WORK REQUEST:
Among the lines of the entries below, count those containing the word "anna" and answer with the number only.

········

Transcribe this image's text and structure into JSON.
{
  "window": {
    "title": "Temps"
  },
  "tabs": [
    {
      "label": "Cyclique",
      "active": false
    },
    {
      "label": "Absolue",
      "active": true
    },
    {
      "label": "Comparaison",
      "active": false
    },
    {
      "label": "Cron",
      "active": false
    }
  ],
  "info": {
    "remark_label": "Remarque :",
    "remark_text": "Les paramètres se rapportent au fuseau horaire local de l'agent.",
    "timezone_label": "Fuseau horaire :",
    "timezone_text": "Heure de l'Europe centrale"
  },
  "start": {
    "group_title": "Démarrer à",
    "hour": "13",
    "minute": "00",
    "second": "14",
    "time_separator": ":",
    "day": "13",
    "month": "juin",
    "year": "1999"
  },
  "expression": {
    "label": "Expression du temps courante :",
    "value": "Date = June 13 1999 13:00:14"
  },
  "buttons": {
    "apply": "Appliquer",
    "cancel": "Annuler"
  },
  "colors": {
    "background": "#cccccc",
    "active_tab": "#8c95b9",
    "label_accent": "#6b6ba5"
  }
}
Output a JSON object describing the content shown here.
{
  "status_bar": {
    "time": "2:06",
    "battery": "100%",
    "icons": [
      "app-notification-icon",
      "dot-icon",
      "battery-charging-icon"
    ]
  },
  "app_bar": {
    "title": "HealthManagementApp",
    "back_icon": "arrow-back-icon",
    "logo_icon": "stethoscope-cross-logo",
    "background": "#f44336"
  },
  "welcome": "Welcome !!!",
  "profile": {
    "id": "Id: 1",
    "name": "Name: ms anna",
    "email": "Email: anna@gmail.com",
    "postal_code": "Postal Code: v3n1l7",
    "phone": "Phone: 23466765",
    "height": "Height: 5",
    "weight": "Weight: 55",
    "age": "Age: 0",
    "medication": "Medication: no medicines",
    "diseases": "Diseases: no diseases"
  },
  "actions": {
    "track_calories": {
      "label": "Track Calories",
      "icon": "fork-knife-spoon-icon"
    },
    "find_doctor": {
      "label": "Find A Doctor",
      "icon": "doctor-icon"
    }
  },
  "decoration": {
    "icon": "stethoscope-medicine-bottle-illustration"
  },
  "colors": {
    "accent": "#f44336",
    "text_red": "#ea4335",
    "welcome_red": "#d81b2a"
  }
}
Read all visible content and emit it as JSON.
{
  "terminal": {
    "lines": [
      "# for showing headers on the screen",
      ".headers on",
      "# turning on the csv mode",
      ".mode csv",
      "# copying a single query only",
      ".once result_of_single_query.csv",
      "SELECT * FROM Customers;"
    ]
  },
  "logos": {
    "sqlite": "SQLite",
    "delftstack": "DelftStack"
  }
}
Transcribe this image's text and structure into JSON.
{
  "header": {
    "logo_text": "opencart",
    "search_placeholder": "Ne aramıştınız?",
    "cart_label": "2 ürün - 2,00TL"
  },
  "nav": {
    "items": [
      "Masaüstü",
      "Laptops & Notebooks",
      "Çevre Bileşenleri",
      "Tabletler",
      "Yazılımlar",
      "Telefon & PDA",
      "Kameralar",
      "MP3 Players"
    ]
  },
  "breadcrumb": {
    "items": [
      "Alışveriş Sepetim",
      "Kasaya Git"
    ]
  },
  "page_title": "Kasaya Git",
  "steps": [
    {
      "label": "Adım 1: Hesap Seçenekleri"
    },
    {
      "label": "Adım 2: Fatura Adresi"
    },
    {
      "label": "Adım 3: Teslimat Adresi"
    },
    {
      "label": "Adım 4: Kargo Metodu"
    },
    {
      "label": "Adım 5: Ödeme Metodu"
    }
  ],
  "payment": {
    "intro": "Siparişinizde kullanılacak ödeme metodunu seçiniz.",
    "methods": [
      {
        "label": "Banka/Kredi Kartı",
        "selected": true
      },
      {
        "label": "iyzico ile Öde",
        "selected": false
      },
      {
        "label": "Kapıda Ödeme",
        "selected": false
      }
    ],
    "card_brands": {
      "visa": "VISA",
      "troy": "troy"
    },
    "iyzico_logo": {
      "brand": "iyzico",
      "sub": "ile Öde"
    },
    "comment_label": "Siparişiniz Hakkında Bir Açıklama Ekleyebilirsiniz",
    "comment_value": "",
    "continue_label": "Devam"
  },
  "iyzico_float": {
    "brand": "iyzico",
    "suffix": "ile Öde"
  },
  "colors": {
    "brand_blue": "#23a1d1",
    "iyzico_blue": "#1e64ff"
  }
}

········

ANSWER:
2